* **Activity**
Give the records below again in full, exactly as written, but without any images.

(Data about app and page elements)
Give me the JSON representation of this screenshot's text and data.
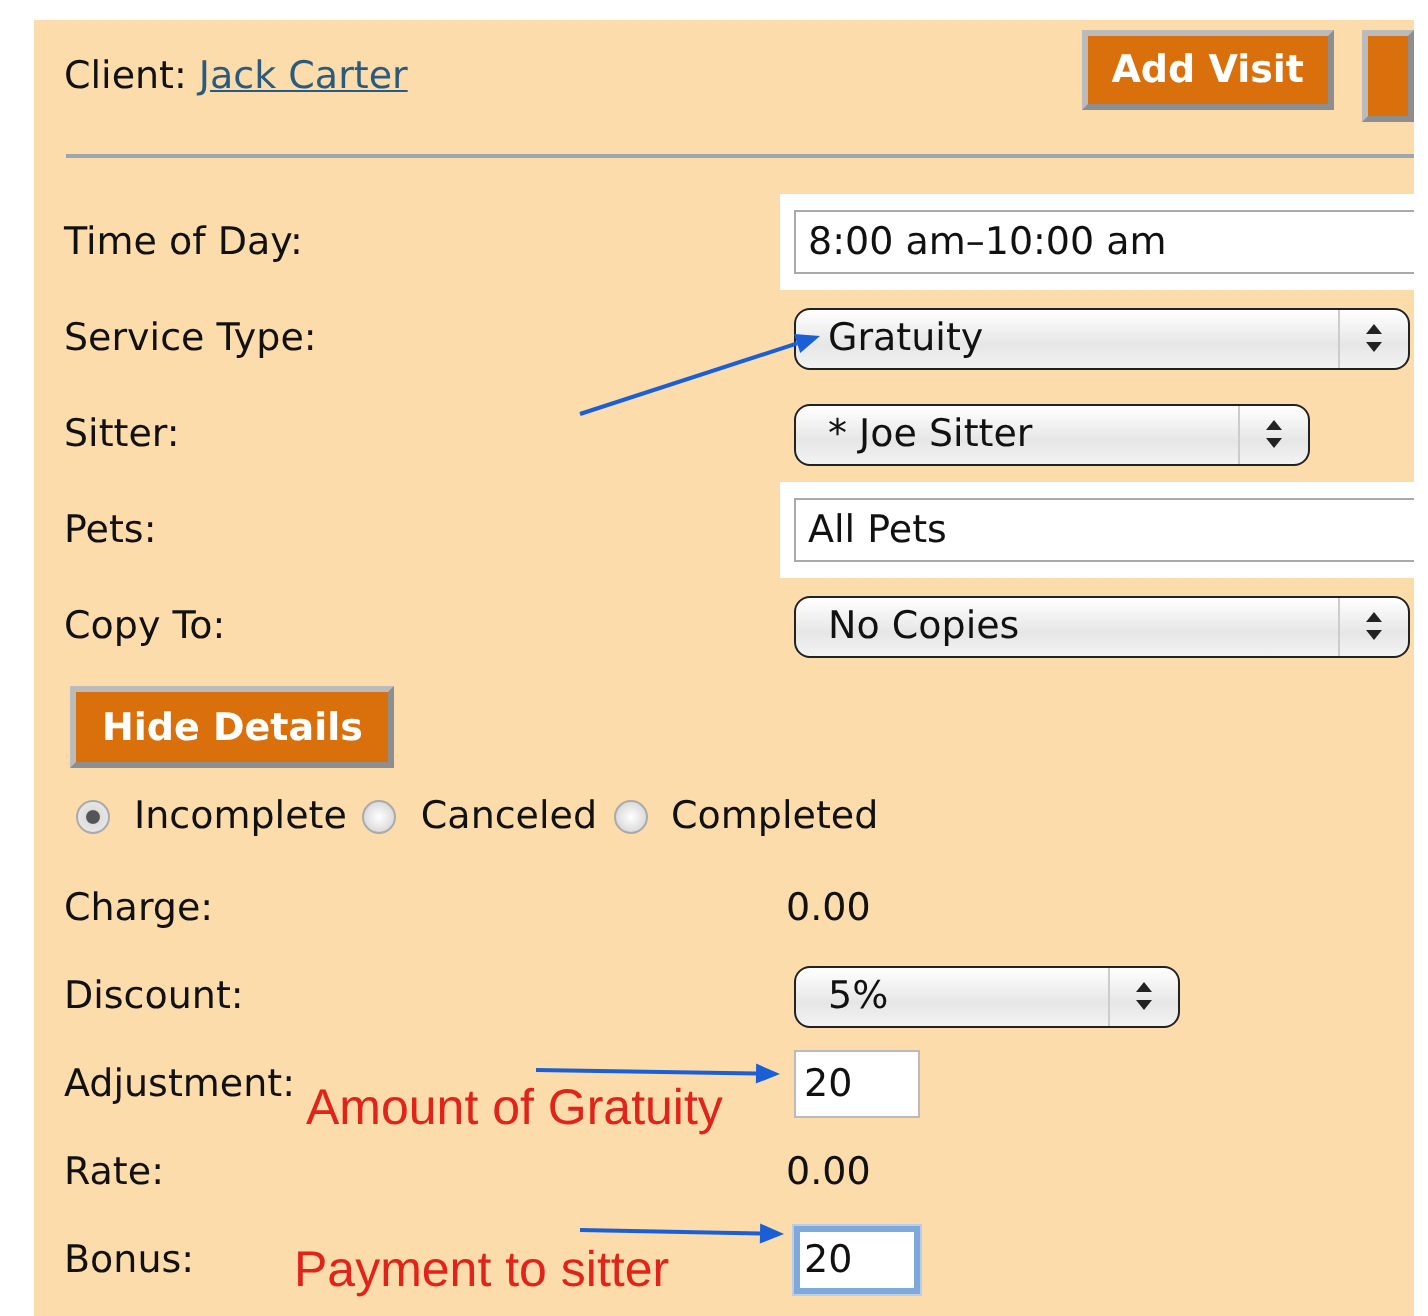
{
  "header": {
    "client_label": "Client:",
    "client_name": "Jack Carter",
    "buttons": [
      {
        "label": "Add Visit"
      }
    ]
  },
  "fields": [
    {
      "kind": "text",
      "label": "Time of Day:",
      "value": "8:00 am–10:00 am"
    },
    {
      "kind": "select",
      "label": "Service Type:",
      "value": "Gratuity"
    },
    {
      "kind": "select",
      "label": "Sitter:",
      "value": "* Joe Sitter"
    },
    {
      "kind": "text",
      "label": "Pets:",
      "value": "All Pets"
    },
    {
      "kind": "select",
      "label": "Copy To:",
      "value": "No Copies"
    }
  ],
  "toggle_button": {
    "label": "Hide Details"
  },
  "status": [
    {
      "label": "Incomplete",
      "selected": true
    },
    {
      "label": "Canceled",
      "selected": false
    },
    {
      "label": "Completed",
      "selected": false
    }
  ],
  "details": [
    {
      "kind": "value",
      "label": "Charge:",
      "value": "0.00"
    },
    {
      "kind": "select",
      "label": "Discount:",
      "value": "5%"
    },
    {
      "kind": "input",
      "label": "Adjustment:",
      "value": "20",
      "focused": false
    },
    {
      "kind": "value",
      "label": "Rate:",
      "value": "0.00"
    },
    {
      "kind": "input",
      "label": "Bonus:",
      "value": "20",
      "focused": true
    }
  ],
  "annotations": [
    {
      "text": "Amount of Gratuity"
    },
    {
      "text": "Payment to sitter"
    }
  ]
}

* **Result below**
Give me the JSON representation of this screenshot's text and data.
{
  "header": {
    "client_label": "Client:",
    "client_name": "Jack Carter",
    "buttons": [
      {
        "label": "Add Visit"
      }
    ]
  },
  "fields": [
    {
      "kind": "text",
      "label": "Time of Day:",
      "value": "8:00 am–10:00 am"
    },
    {
      "kind": "select",
      "label": "Service Type:",
      "value": "Gratuity"
    },
    {
      "kind": "select",
      "label": "Sitter:",
      "value": "* Joe Sitter"
    },
    {
      "kind": "text",
      "label": "Pets:",
      "value": "All Pets"
    },
    {
      "kind": "select",
      "label": "Copy To:",
      "value": "No Copies"
    }
  ],
  "toggle_button": {
    "label": "Hide Details"
  },
  "status": [
    {
      "label": "Incomplete",
      "selected": true
    },
    {
      "label": "Canceled",
      "selected": false
    },
    {
      "label": "Completed",
      "selected": false
    }
  ],
  "details": [
    {
      "kind": "value",
      "label": "Charge:",
      "value": "0.00"
    },
    {
      "kind": "select",
      "label": "Discount:",
      "value": "5%"
    },
    {
      "kind": "input",
      "label": "Adjustment:",
      "value": "20",
      "focused": false
    },
    {
      "kind": "value",
      "label": "Rate:",
      "value": "0.00"
    },
    {
      "kind": "input",
      "label": "Bonus:",
      "value": "20",
      "focused": true
    }
  ],
  "annotations": [
    {
      "text": "Amount of Gratuity"
    },
    {
      "text": "Payment to sitter"
    }
  ]
}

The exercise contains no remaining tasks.